Short of a future superstar like Curry, hindsight says the Suns absolutely made the right call, and even then I’d think twice about missing out on last season.

Sure, it would be nice to have a young power forward who can finish on the pick-and-roll, and the Suns surely could use Hickson, but he wouldn’t be worth ruining last season and missing out on any possibility of Stoudemire re-signing.

I don’t even have much of a problem in hindsight of the Suns not offering a full max deal. We need about four and a half more years of hindsight to know the right decision there. Nobody should be surprised Stoudemire is putting up the numbers he did or that the Suns badly miss him. We knew that for this year (and maybe even the next two) the Suns would be best off keeping him.

But if his health deteriorates to the extent he becomes the next Jermaine O’Neal getting paid max money for mid-level production or if he can’t play at all, this won’t look so bad.

Also, after the Lakers playoff loss, it just didn’t seem like Amare was the guy to lead this team to the promised land. He had not been able to do it all these years as a strong No. 2, so why make such an investment in him as a No. 1 due to his defensive and rebounding deficiencies?
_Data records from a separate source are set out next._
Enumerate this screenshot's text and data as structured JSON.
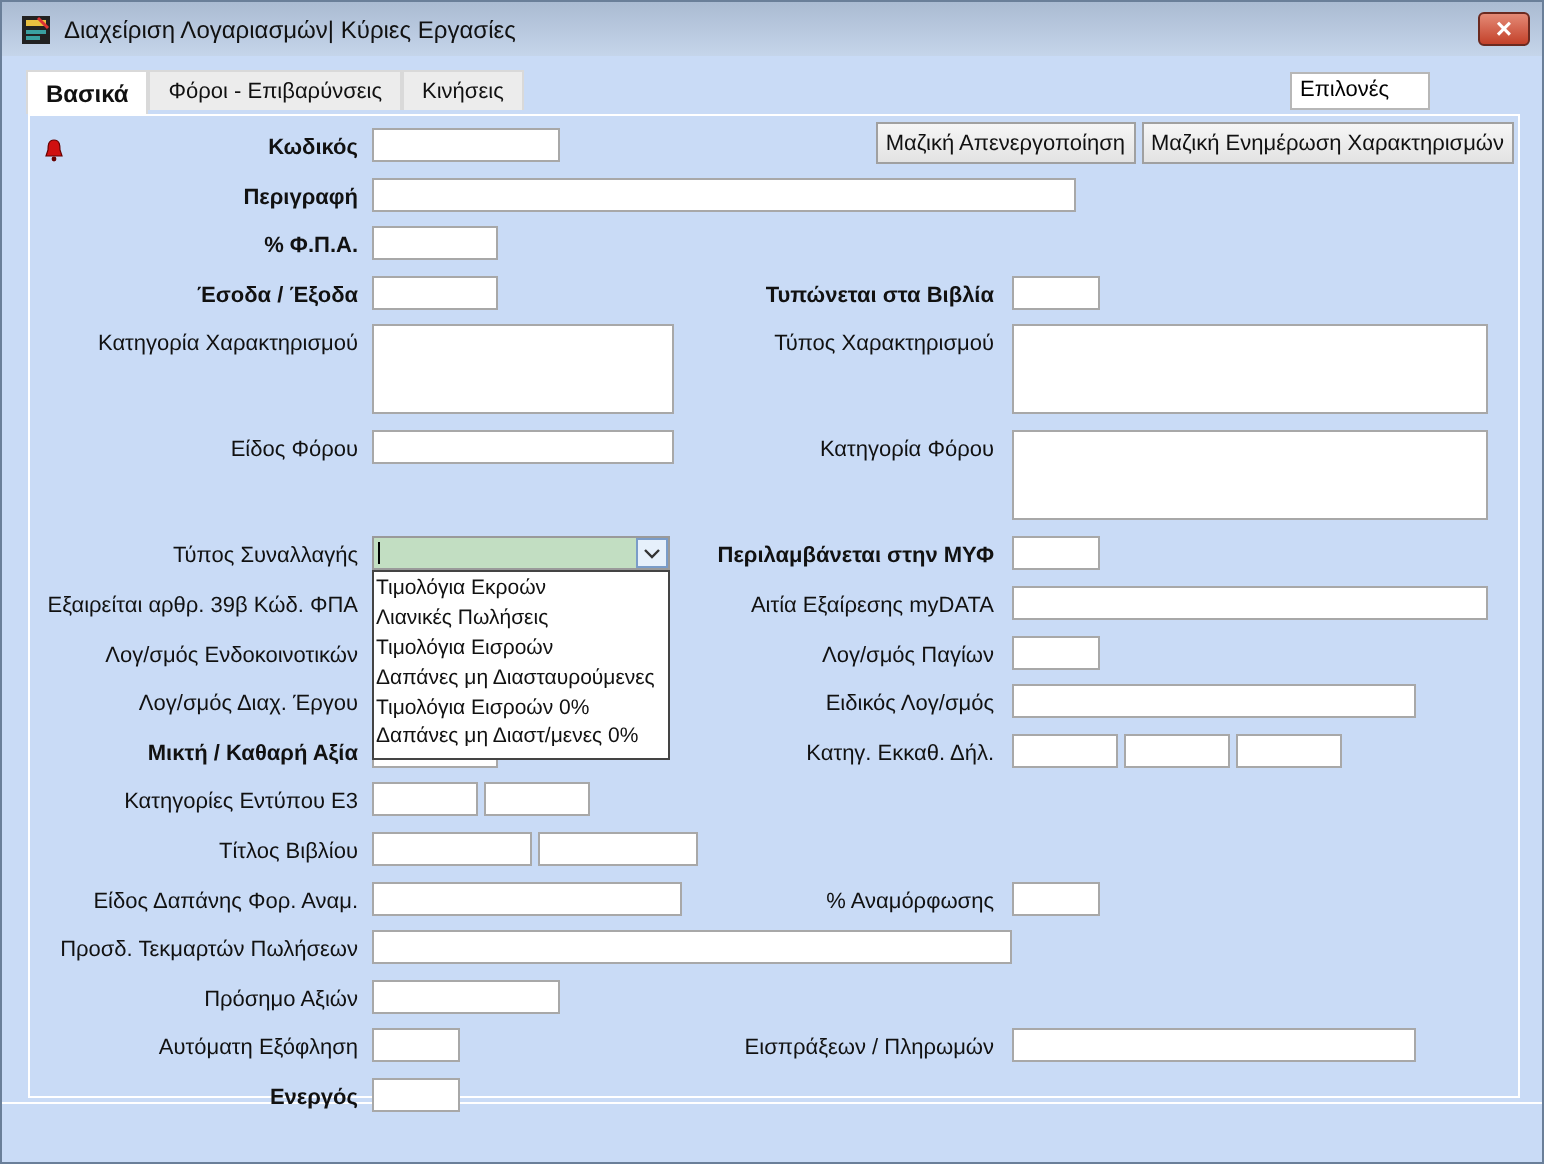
{
  "window": {
    "title": "Διαχείριση Λογαριασμών| Κύριες Εργασίες",
    "close": "×"
  },
  "tabs": [
    {
      "label": "Βασικά",
      "selected": true
    },
    {
      "label": "Φόροι - Επιβαρύνσεις",
      "selected": false
    },
    {
      "label": "Κινήσεις",
      "selected": false
    }
  ],
  "options_box": "Επιλονές",
  "toolbar": [
    "Μαζική Απενεργοποίηση",
    "Μαζική Ενημέρωση Χαρακτηρισμών"
  ],
  "rows": [
    {
      "left": {
        "label": "Κωδικός",
        "bold": true,
        "fields": [
          {
            "kind": "medium"
          }
        ]
      }
    },
    {
      "left": {
        "label": "Περιγραφή",
        "bold": true,
        "fields": [
          {
            "kind": "fullest"
          }
        ]
      }
    },
    {
      "left": {
        "label": "% Φ.Π.Α.",
        "bold": true,
        "fields": [
          {
            "kind": "short"
          }
        ]
      }
    },
    {
      "left": {
        "label": "Έσοδα / Έξοδα",
        "bold": true,
        "fields": [
          {
            "kind": "short"
          }
        ]
      },
      "right": {
        "label": "Τυπώνεται στα Βιβλία",
        "bold": true,
        "fields": [
          {
            "kind": "tiny"
          }
        ]
      }
    },
    {
      "left": {
        "label": "Κατηγορία Χαρακτηρισμού",
        "bold": false,
        "fields": [
          {
            "kind": "area-wide"
          }
        ]
      },
      "right": {
        "label": "Τύπος Χαρακτηρισμού",
        "bold": false,
        "fields": [
          {
            "kind": "area-long"
          }
        ]
      }
    },
    {
      "left": {
        "label": "Είδος Φόρου",
        "bold": false,
        "fields": [
          {
            "kind": "wide"
          }
        ]
      },
      "right": {
        "label": "Κατηγορία Φόρου",
        "bold": false,
        "fields": [
          {
            "kind": "area-long"
          }
        ]
      }
    },
    {
      "left": {
        "label": "Τύπος Συναλλαγής",
        "bold": false,
        "fields": [
          {
            "kind": "combo"
          }
        ]
      },
      "right": {
        "label": "Περιλαμβάνεται στην ΜΥΦ",
        "bold": true,
        "fields": [
          {
            "kind": "tiny"
          }
        ]
      }
    },
    {
      "left": {
        "label": "Εξαιρείται αρθρ. 39β Κώδ. ΦΠΑ",
        "bold": false
      },
      "right": {
        "label": "Αιτία Εξαίρεσης myDATA",
        "bold": false,
        "fields": [
          {
            "kind": "longer"
          }
        ]
      }
    },
    {
      "left": {
        "label": "Λογ/σμός Ενδοκοινοτικών",
        "bold": false
      },
      "right": {
        "label": "Λογ/σμός  Παγίων",
        "bold": false,
        "fields": [
          {
            "kind": "tiny"
          }
        ]
      }
    },
    {
      "left": {
        "label": "Λογ/σμός Διαχ. Έργου",
        "bold": false
      },
      "right": {
        "label": "Ειδικός Λογ/σμός",
        "bold": false,
        "fields": [
          {
            "kind": "long"
          }
        ]
      }
    },
    {
      "left": {
        "label": "Μικτή  / Καθαρή Αξία",
        "bold": true,
        "fields": [
          {
            "kind": "short"
          }
        ]
      },
      "right": {
        "label": "Κατηγ. Εκκαθ. Δήλ.",
        "bold": false,
        "fields": [
          {
            "kind": "small"
          },
          {
            "kind": "small"
          },
          {
            "kind": "small"
          }
        ]
      }
    },
    {
      "left": {
        "label": "Κατηγορίες Εντύπου Ε3",
        "bold": false,
        "fields": [
          {
            "kind": "small"
          },
          {
            "kind": "small"
          }
        ]
      }
    },
    {
      "left": {
        "label": "Τίτλος Βιβλίου",
        "bold": false,
        "fields": [
          {
            "kind": "compact"
          },
          {
            "kind": "compact"
          }
        ]
      }
    },
    {
      "left": {
        "label": "Είδος Δαπάνης Φορ. Αναμ.",
        "bold": false,
        "fields": [
          {
            "kind": "wider"
          }
        ]
      },
      "right": {
        "label": "% Αναμόρφωσης",
        "bold": false,
        "fields": [
          {
            "kind": "tiny"
          }
        ]
      }
    },
    {
      "left": {
        "label": "Προσδ. Τεκμαρτών Πωλήσεων",
        "bold": false,
        "fields": [
          {
            "kind": "full"
          }
        ]
      }
    },
    {
      "left": {
        "label": "Πρόσημο Αξιών",
        "bold": false,
        "fields": [
          {
            "kind": "medium"
          }
        ]
      }
    },
    {
      "left": {
        "label": "Αυτόματη Εξόφληση",
        "bold": false,
        "fields": [
          {
            "kind": "tiny"
          }
        ]
      },
      "right": {
        "label": "Εισπράξεων / Πληρωμών",
        "bold": false,
        "fields": [
          {
            "kind": "long"
          }
        ]
      }
    },
    {
      "left": {
        "label": "Ενεργός",
        "bold": true,
        "fields": [
          {
            "kind": "tiny"
          }
        ]
      }
    }
  ],
  "dropdown": {
    "options": [
      "Τιμολόγια Εκροών",
      "Λιανικές Πωλήσεις",
      "Τιμολόγια Εισροών",
      "Δαπάνες μη Διασταυρούμενες",
      "Τιμολόγια Εισροών 0%",
      "Δαπάνες μη Διαστ/μενες 0%"
    ]
  }
}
The problem is the Suns didn’t replace him with anything close to a future franchise player, the main criteria I had for any Amare trade. All they did was replace him with a slew of role players.

There were a host of stud power forwards available that the Suns didn’t make much of a move for. Carlos Boozer would have been a great immediate fit (although he’s not a guy you can build around for the future), and David Lee and Al Jefferson could have been had although Lee was perhaps a bit overpaid and Jefferson would not be a perfect fit in the Nash system.

Still, the Suns needed to do something and hindsight tells us replacing Amare Stoudemire with Hedo Turkoglu, Josh Childress and Hakim Warrick was most definitely not the answer. Turk never fit and has since been shipped out while Childress is out of the rotation and Warrick only recently re-joined it.

Perhaps that’s what will happen when you go through an offseason without a general manager, but the Suns really seemed to lack much of a plan this past summer.

Another option would have been to roll over their assets to this offseason, but with no franchise guys really available (as in Carmelo isn’t coming to Phoenix) and considering the age of Nash/Hill I have no problem spending it last summer. I don’t dislike the Childress and Warrick signings in a vacuum either, it’s just they needed to replace that star power at the four both for the present and the future and they whiffed big in that regard.

This offseason the Suns built an inefficient team payroll-wise in that Alvin Gentry has 11 quality players at his disposal but feels he can only play nine for maximum effectiveness. That means over $10 million of salary generally sits on the bench for the majority of the game (Childress and either Warrick or Pietrus lately) while aside from Nash this is a team with no star power.

If the Suns can acquire this mythical future star somewhere down the line, perhaps they will end up in better position than they would have been considering all the problems surrounding Amare’s future health and the diminished odds of winning it all with a big man who’s not a great defender or rebounder.

Or perhaps the Suns are finding out how difficult it is to replace a franchise guy without a high lottery pick, the route they might eventually have to take to respectability.

With the power of hindsight, the Suns made the right call not dealing Amare at the trade deadline for another solid role player based on how last year turned out. Hindsight thus far also tells us the Suns’ biggest mistake in all this came by failing to replace his power forward production or acquire a future stud with the assets his departure freed up.